▸ Problem description
Retrieve every line of the data holding the word "xlabel".

▸ Exercise data

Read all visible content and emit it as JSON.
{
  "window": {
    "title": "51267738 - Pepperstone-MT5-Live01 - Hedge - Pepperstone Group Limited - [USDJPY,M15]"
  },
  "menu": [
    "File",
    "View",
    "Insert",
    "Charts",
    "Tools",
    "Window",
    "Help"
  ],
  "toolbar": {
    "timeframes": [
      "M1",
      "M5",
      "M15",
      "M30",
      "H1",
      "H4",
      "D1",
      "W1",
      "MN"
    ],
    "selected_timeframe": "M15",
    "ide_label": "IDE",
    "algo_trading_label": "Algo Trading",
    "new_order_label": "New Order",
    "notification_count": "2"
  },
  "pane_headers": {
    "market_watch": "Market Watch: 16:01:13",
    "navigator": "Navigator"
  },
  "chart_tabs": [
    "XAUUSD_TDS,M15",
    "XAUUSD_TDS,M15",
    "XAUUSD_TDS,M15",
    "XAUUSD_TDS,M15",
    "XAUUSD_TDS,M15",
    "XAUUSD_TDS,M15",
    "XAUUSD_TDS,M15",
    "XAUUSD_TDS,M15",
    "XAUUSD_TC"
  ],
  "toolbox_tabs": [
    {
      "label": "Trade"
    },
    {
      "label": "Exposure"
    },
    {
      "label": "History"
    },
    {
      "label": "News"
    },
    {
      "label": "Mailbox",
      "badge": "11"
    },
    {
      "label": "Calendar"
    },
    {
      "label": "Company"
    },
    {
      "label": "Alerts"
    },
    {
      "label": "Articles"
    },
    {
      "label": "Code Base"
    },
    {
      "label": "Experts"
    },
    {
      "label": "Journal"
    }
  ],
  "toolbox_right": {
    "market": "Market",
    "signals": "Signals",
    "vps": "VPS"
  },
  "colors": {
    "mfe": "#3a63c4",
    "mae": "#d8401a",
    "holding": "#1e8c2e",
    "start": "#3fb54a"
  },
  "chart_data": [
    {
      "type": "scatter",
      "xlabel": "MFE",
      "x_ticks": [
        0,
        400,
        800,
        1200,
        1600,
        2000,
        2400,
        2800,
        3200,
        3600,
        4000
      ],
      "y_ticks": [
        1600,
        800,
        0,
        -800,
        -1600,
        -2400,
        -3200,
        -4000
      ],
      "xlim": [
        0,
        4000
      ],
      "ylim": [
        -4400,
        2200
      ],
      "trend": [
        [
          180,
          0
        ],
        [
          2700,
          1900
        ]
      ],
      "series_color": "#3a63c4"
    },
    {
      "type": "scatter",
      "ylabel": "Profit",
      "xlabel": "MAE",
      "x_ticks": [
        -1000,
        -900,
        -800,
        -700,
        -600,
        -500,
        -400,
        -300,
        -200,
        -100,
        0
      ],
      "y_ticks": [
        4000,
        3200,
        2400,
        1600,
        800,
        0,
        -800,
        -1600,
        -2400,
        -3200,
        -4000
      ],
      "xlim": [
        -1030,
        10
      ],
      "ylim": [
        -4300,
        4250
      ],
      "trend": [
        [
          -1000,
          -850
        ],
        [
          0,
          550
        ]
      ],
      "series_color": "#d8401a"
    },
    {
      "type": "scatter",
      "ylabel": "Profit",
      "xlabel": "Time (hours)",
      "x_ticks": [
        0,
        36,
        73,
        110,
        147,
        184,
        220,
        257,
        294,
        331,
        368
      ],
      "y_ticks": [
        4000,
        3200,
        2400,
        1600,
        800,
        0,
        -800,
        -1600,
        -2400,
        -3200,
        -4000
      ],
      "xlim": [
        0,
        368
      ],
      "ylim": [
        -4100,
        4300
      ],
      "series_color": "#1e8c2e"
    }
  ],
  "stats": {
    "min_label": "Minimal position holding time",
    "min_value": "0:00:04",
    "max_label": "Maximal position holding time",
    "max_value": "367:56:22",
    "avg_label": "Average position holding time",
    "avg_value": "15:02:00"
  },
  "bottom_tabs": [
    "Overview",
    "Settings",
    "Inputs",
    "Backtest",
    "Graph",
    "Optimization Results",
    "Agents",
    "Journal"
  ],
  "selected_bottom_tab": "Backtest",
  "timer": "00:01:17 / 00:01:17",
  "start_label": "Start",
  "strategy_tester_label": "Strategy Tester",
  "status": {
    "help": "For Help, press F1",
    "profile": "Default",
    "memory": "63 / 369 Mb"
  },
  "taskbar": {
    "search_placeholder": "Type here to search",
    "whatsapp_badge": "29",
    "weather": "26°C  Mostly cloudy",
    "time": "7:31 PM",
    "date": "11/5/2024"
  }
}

▸ Solution for this problem
      "xlabel": "MFE",
      "xlabel": "MAE",
      "xlabel": "Time (hours)",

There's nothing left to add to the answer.